Sam Mendes’ incredible new war film 1917 is an exhausting and harrowing watch, and those behind the epic movie kept it as real as possible.
The whole film was made to look like it was shot in one continuous take (impressive with a 119 minute running time) and the lead characters and extras were given legit military training. Even the explosions that painted the sky during the battle scenes were real, with very little room for mistake.
Sam Mendes worked alongside Paul Biddiss to make sure actors had army training. Credit: Paul Biddiss
Paul Biddiss, an ex-paratrooper for the British Army, is a film and TV military adviser who worked ‘on the shoulder’ of Sam Mendes throughout filming.
Paul told LADbible: “The bombs and explosions were all real – no CGI explosions or soldiers. They just didn’t have the bits of metal in that they would that are there to hurt people, but the explosions were real.
“There may have been some of the distance background painted in as well to hide the Salisbury plain landscape, but other than that, all real-time action and explosions.
The makers of 1917 used real explosions. Credit: Paul Biddiss
“The bayonets, despite being made from hard plastic, could have done some damage so all the supporting actors had to be trained on them. The only things that were digitally changed on the explosions was that they would edit grass in to hide the bits of green tarpaulin where the next lot of explosions were covered – for if they needed to do another take.”

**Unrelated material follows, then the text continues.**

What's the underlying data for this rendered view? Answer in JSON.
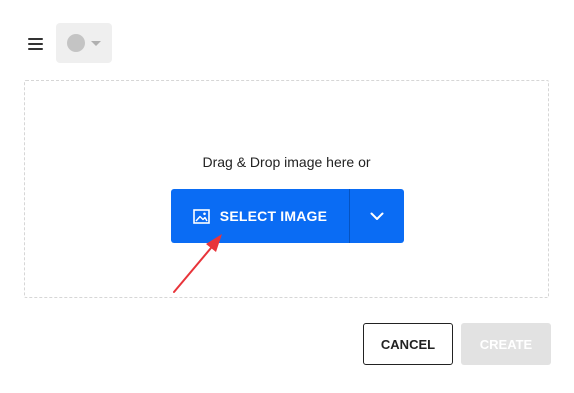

The lads were trained on how to get in and out of the trenches. Credit: Paul Biddiss
Paul’s job was to ensure complete accuracy at all times, even showing the lead actors Dean-Charles Chapman and George MacKay how to hold and fire their weapons.
Dean-Charles Chapman and George MacKay. Credit: Paul Biddiss
Speaking to LADbible, he said: “I started off training the two leads and the main actors. They had military training and were taught how to correctly hold and fire the weapons.
“Although they had blanks in, they were very powerful blanks, which could easily have caused some damage if they were to come into contact with people.
“If someone had a bullet wound in a certain place, I would tell them what that injury would do to the person and how it would affect the way they move.”
All the actors involved were given training on weapons. Credit: Paul Biddiss
As well as looking after leads Chapman and MacKay, Paul was responsible for the selection and training of all 800 extras, who were picked from over 2,000 applications.
Over 2,000 people applied to appear in the blockbuster. Credit: Paul Biddiss
Paul said: “The last trench run took four takes, from memory, to film. The extras had to be taught how to stay out of the way and not look down the camera – there was a camera crew in a very compact space trying to get the whole scene in one shot.”
The trenches were built into the ground in an airbase in Salisbury. Credit: Paul Biddiss
The two leads characters in 1917, Schofield and Blake, had different levels of experience in the army, with this soon becoming apparent during the first part of the film. Blake’s enthusiasm for war comes across naive when shown with Schofield’s clear reluctance to embark on the mission.
Credit: Paul Biddiss
Paul added: “I wanted to train the actors to behave like their characters would. Schofield (George MacKay) had been in the Somme, and I wanted that to show, from how he held his weapon, to closing the pouches where his rounds were kept – they were taught to keep checking their pouches.
“You will note also that Blake kept checking his bayonet was fixed which showed he was nervously checking it, not trusting his kit, where Schofield only checked it was fitted once.
“Blake was green and less experienced, so I wanted this to come across.
Blake (Dean-Charles Chapman) was one of the two lead characters. Credit: Paul Biddiss
“There’s a bit just before they go over the top into no man’s land where Schofield closes his pouch – from historical documents we know that would be something that he had learned at the Somme. In the war there were reports of soldiers not closing them so when they got to the battlefield they would have dropped all their rounds, so I wanted to make sure it was accurate.”
Credit: Paul Biddiss
The crew started filming on 1 April 2019, finishing in June. Just three months to film one of the biggest and most technically challenging war films ever made, all testament to how well the extras and actors were trained.
1917 is in cinemas now.